• _REQUIRED WORK_: Look through the records below for lines containing the string "arrow", and report how many there are, nothing else.

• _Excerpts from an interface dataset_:
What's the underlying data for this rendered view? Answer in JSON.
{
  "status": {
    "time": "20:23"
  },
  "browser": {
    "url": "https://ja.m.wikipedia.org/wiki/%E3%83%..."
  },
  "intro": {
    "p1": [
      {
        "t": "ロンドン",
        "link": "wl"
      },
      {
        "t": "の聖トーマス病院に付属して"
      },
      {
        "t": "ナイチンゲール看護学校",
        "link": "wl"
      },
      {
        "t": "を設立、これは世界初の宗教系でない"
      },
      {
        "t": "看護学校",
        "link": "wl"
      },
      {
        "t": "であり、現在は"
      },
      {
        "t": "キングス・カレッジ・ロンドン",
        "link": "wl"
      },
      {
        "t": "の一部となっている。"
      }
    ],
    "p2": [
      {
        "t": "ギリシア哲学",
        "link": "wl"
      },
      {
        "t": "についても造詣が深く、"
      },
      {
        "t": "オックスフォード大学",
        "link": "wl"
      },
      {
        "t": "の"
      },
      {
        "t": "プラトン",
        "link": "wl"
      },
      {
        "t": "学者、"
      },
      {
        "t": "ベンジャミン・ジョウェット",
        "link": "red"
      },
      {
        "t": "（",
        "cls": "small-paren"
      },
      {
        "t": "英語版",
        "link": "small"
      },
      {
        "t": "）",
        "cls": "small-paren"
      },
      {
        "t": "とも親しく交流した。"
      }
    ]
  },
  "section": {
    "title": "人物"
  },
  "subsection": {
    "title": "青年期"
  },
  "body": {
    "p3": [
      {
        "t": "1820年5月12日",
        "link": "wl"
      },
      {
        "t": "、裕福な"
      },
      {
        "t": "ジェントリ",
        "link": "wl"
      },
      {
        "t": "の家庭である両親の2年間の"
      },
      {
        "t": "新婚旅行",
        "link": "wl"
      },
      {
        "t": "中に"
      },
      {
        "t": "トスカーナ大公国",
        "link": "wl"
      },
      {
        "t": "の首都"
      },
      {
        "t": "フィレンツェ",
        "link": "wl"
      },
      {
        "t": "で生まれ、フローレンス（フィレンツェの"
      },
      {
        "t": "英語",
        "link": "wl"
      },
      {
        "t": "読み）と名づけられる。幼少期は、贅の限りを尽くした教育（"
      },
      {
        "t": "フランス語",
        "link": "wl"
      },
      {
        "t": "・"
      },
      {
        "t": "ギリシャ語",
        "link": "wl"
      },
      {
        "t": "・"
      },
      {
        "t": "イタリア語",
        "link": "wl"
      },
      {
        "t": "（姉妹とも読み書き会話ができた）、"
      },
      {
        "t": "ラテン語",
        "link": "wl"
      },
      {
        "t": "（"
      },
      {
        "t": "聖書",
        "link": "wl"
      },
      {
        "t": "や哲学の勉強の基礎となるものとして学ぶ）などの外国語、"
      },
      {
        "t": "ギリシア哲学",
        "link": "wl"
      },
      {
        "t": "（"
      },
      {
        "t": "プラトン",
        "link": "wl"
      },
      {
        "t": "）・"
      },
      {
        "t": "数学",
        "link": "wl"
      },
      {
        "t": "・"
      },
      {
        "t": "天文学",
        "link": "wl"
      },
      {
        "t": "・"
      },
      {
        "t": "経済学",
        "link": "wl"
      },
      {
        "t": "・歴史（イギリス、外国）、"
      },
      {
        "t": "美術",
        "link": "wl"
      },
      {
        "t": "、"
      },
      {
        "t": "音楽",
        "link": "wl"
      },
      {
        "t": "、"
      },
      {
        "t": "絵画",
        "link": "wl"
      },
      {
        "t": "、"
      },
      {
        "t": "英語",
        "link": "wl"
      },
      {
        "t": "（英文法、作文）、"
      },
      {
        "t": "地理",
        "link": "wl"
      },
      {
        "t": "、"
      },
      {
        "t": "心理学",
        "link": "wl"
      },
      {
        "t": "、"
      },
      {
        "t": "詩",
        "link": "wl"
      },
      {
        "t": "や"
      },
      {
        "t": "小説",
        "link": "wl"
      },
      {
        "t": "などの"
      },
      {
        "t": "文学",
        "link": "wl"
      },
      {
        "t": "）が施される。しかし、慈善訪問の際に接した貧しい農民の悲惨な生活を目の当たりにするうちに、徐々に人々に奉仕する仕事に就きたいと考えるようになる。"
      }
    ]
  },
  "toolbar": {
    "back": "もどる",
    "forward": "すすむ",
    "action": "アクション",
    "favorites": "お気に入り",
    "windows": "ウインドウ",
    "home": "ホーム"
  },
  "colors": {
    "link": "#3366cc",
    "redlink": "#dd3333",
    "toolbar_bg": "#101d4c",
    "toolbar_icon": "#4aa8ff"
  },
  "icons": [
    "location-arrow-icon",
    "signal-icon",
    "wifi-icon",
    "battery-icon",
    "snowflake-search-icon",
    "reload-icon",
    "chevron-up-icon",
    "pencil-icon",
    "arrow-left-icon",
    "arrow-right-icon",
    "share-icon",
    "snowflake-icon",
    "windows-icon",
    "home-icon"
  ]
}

• _SOLVED PROBLEM_: 3